## [TASK]
In the data below, which lines contain "DevOps"? List them by copying each one.

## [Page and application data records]
=======

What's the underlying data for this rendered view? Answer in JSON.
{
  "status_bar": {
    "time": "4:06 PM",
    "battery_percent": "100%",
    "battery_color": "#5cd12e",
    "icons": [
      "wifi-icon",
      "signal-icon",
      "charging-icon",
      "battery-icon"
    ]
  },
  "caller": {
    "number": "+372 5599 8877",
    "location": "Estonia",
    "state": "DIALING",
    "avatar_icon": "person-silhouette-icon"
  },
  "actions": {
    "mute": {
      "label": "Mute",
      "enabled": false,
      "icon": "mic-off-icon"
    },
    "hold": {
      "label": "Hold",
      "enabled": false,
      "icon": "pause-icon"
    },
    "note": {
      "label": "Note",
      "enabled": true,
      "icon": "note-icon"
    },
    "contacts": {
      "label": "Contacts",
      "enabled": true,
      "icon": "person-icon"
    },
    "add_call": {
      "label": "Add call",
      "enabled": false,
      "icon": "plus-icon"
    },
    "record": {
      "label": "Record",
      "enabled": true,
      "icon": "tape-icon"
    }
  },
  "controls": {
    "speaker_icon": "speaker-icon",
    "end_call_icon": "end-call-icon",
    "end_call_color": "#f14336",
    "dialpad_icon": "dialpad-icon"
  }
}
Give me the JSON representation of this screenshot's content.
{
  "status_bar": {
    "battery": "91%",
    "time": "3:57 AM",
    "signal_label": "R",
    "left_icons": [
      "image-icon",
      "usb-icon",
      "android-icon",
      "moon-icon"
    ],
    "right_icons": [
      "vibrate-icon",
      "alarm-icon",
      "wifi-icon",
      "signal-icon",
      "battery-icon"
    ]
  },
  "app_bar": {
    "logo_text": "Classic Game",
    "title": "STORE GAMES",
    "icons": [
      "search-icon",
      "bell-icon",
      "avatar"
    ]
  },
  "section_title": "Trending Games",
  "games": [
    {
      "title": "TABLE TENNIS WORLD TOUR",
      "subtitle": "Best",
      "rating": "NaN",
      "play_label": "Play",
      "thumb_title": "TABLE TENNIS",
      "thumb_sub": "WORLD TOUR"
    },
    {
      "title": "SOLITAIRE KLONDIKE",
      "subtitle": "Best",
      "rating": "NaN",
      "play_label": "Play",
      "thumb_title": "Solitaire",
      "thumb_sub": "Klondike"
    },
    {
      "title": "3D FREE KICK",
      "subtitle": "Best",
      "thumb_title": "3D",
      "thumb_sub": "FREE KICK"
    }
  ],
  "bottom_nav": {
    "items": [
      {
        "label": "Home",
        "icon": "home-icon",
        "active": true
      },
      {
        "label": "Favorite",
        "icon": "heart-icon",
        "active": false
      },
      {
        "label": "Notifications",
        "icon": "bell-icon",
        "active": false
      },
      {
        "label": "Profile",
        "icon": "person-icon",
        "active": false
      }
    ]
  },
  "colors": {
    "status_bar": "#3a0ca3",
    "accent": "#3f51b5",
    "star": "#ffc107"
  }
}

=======

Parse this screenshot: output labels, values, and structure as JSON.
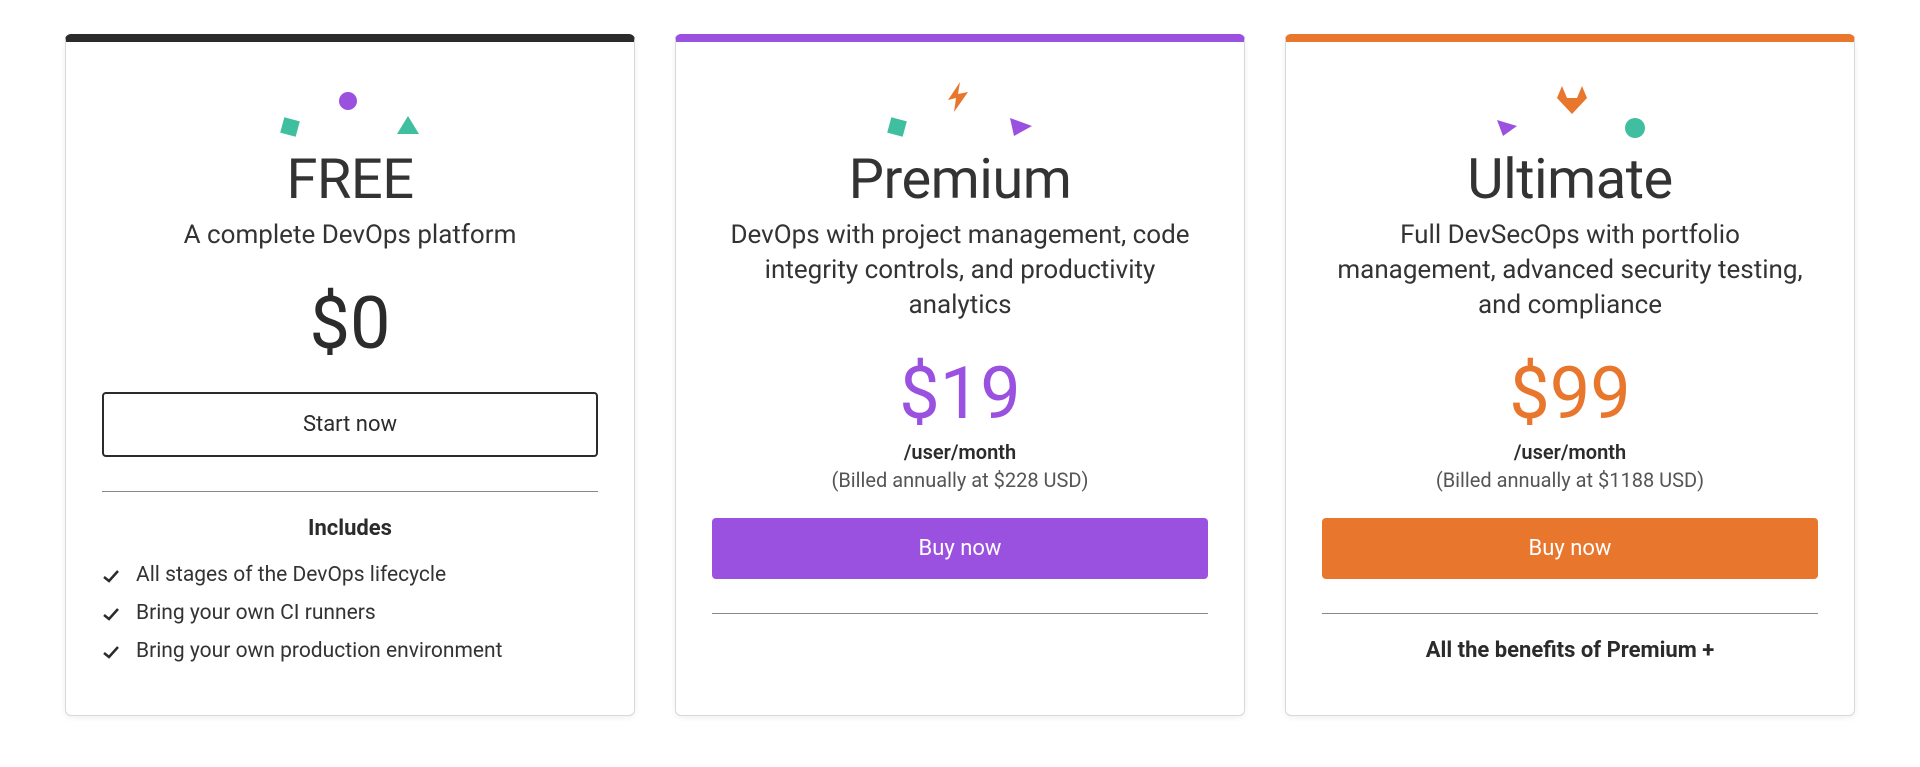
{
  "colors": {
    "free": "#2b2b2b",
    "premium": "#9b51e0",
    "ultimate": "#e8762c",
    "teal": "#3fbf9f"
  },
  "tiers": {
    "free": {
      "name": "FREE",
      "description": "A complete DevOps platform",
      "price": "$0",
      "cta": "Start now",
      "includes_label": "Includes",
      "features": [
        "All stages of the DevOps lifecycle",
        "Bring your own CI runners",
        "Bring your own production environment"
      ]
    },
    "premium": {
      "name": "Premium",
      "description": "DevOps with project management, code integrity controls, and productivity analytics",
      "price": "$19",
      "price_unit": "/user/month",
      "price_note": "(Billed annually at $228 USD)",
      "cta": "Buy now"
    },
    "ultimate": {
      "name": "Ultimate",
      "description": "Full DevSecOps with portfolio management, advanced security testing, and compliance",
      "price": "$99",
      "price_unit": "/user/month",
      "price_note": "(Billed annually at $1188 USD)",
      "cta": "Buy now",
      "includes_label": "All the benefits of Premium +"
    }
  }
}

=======

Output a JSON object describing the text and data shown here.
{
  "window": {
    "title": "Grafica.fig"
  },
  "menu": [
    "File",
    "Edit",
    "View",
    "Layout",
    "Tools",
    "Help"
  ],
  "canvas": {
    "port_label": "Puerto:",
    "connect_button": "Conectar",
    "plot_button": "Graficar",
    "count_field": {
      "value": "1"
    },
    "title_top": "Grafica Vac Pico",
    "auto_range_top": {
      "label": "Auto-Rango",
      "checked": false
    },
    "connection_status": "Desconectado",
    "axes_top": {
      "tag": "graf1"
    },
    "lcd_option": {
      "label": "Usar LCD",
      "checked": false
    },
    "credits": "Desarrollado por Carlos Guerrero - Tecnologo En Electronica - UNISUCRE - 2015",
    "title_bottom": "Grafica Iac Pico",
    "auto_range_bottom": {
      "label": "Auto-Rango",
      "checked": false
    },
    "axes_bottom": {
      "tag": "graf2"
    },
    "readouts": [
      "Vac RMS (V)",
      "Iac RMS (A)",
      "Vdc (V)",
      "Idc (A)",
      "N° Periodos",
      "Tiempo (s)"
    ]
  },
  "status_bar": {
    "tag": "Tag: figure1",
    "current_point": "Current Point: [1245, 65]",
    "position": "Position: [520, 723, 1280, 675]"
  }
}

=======

## [PROBLEM SOLUTION]
      "description": "A complete DevOps platform",
        "All stages of the DevOps lifecycle",
      "description": "DevOps with project management, code integrity controls, and productivity analytics",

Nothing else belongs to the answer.